(Stored dataset items)

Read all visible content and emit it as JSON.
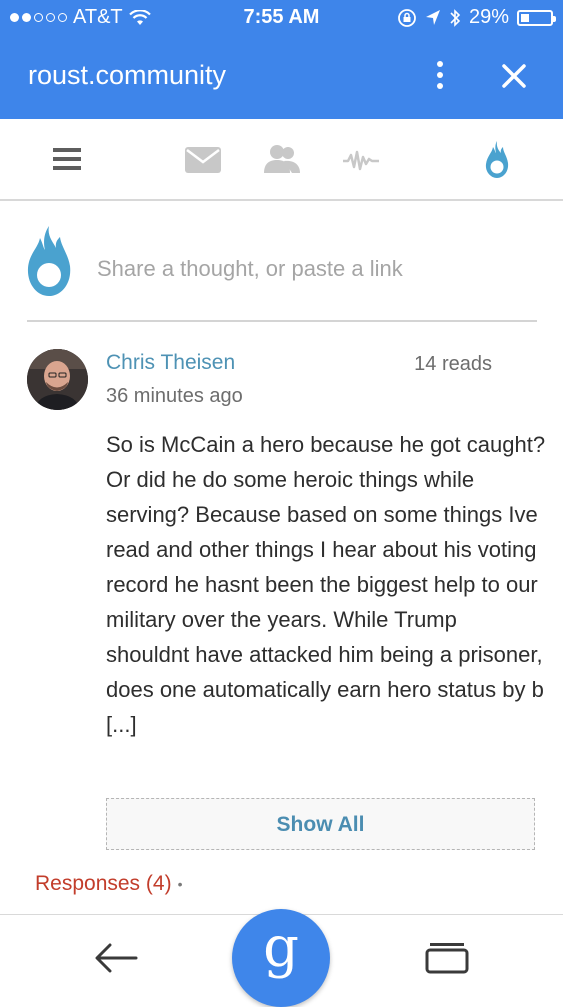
{
  "status_bar": {
    "carrier": "AT&T",
    "time": "7:55 AM",
    "battery": "29%",
    "battery_level": 0.29,
    "signal_bars": 2
  },
  "browser": {
    "url": "roust.community"
  },
  "nav": {
    "icons": [
      "menu-icon",
      "mail-icon",
      "people-icon",
      "activity-icon",
      "flame-icon"
    ],
    "active": "flame-icon"
  },
  "composer": {
    "placeholder": "Share a thought, or paste a link"
  },
  "post": {
    "author": "Chris Theisen",
    "time_ago": "36 minutes ago",
    "reads": "14 reads",
    "body": "So is McCain a hero because he got caught? Or did he do some heroic things while serving? Because based on some things Ive read and other things I hear about his voting record he hasnt been the biggest help to our military over the years. While Trump shouldnt have attacked him being a prisoner, does one automatically earn hero status by b [...]",
    "show_all_label": "Show All",
    "responses_label": "Responses (4)",
    "responses_separator": "•"
  },
  "bottom_bar": {
    "google_button_label": "g"
  },
  "colors": {
    "brand_blue": "#3e85ea",
    "author_blue": "#4e92b4",
    "flame_blue": "#4aa2cf",
    "responses_red": "#c23d2b"
  }
}
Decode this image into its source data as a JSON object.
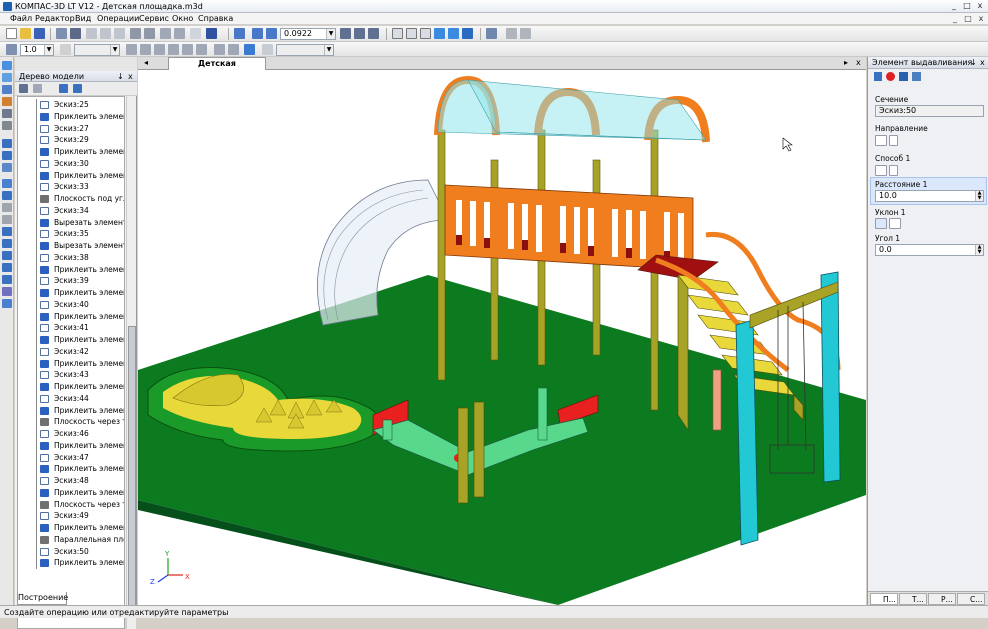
{
  "window": {
    "title": "КОМПАС-3D LT V12 - Детская площадка.m3d",
    "controls": [
      "_",
      "□",
      "x"
    ]
  },
  "menu": {
    "items": [
      "Файл",
      "Редактор",
      "Вид",
      "Операции",
      "Сервис",
      "Окно",
      "Справка"
    ],
    "doc_controls": [
      "_",
      "□",
      "x"
    ]
  },
  "toolbar": {
    "zoom_value": "0.0922",
    "line_scale": "1.0"
  },
  "document_tab": {
    "name": "Детская площадка.m3d"
  },
  "tree": {
    "title": "Дерево модели",
    "controls": [
      "↓",
      "x"
    ],
    "bottom_tab": "Построение",
    "items": [
      {
        "label": "Эскиз:25",
        "type": "sketch"
      },
      {
        "label": "Приклеить элемент в",
        "type": "extrude"
      },
      {
        "label": "Эскиз:27",
        "type": "sketch"
      },
      {
        "label": "Эскиз:29",
        "type": "sketch"
      },
      {
        "label": "Приклеить элемент в",
        "type": "extrude"
      },
      {
        "label": "Эскиз:30",
        "type": "sketch"
      },
      {
        "label": "Приклеить элемент в",
        "type": "extrude"
      },
      {
        "label": "Эскиз:33",
        "type": "sketch"
      },
      {
        "label": "Плоскость под углом",
        "type": "plane"
      },
      {
        "label": "Эскиз:34",
        "type": "sketch"
      },
      {
        "label": "Вырезать элемент вы",
        "type": "extrude"
      },
      {
        "label": "Эскиз:35",
        "type": "sketch"
      },
      {
        "label": "Вырезать элемент вы",
        "type": "extrude"
      },
      {
        "label": "Эскиз:38",
        "type": "sketch"
      },
      {
        "label": "Приклеить элемент в",
        "type": "extrude"
      },
      {
        "label": "Эскиз:39",
        "type": "sketch"
      },
      {
        "label": "Приклеить элемент в",
        "type": "extrude"
      },
      {
        "label": "Эскиз:40",
        "type": "sketch"
      },
      {
        "label": "Приклеить элемент в",
        "type": "extrude"
      },
      {
        "label": "Эскиз:41",
        "type": "sketch"
      },
      {
        "label": "Приклеить элемент в",
        "type": "extrude"
      },
      {
        "label": "Эскиз:42",
        "type": "sketch"
      },
      {
        "label": "Приклеить элемент в",
        "type": "extrude"
      },
      {
        "label": "Эскиз:43",
        "type": "sketch"
      },
      {
        "label": "Приклеить элемент в",
        "type": "extrude"
      },
      {
        "label": "Эскиз:44",
        "type": "sketch"
      },
      {
        "label": "Приклеить элемент в",
        "type": "extrude"
      },
      {
        "label": "Плоскость через три",
        "type": "plane"
      },
      {
        "label": "Эскиз:46",
        "type": "sketch"
      },
      {
        "label": "Приклеить элемент в",
        "type": "extrude"
      },
      {
        "label": "Эскиз:47",
        "type": "sketch"
      },
      {
        "label": "Приклеить элемент в",
        "type": "extrude"
      },
      {
        "label": "Эскиз:48",
        "type": "sketch"
      },
      {
        "label": "Приклеить элемент в",
        "type": "extrude"
      },
      {
        "label": "Плоскость через три",
        "type": "plane"
      },
      {
        "label": "Эскиз:49",
        "type": "sketch"
      },
      {
        "label": "Приклеить элемент в",
        "type": "extrude"
      },
      {
        "label": "Параллельная плоск",
        "type": "plane"
      },
      {
        "label": "Эскиз:50",
        "type": "sketch"
      },
      {
        "label": "Приклеить элемент",
        "type": "extrude"
      }
    ]
  },
  "properties": {
    "title": "Элемент выдавливания",
    "controls": [
      "↓",
      "x"
    ],
    "section_label": "Сечение",
    "section_value": "Эскиз:50",
    "direction_label": "Направление",
    "method_label": "Способ 1",
    "distance_label": "Расстояние 1",
    "distance_value": "10.0",
    "slope_label": "Уклон 1",
    "angle_label": "Угол 1",
    "angle_value": "0.0",
    "tabs": [
      "П...",
      "Т...",
      "Р...",
      "С..."
    ]
  },
  "axes": {
    "x": "X",
    "y": "Y",
    "z": "Z"
  },
  "status": "Создайте операцию или отредактируйте параметры",
  "colors": {
    "ground": "#0c7a1e",
    "structure_orange": "#f07d1e",
    "post_olive": "#a8a226",
    "roof_glass": "#8ee6ec",
    "swing_cyan": "#22c8d4",
    "seesaw_green": "#58d88a",
    "seesaw_red": "#e82020",
    "sand_yellow": "#e8d83a"
  }
}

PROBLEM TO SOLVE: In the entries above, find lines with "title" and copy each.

EXERCISE SOLUTION:
    "title": "КОМПАС-3D LT V12 - Детская площадка.m3d",
    "title": "Дерево модели",
    "title": "Элемент выдавливания",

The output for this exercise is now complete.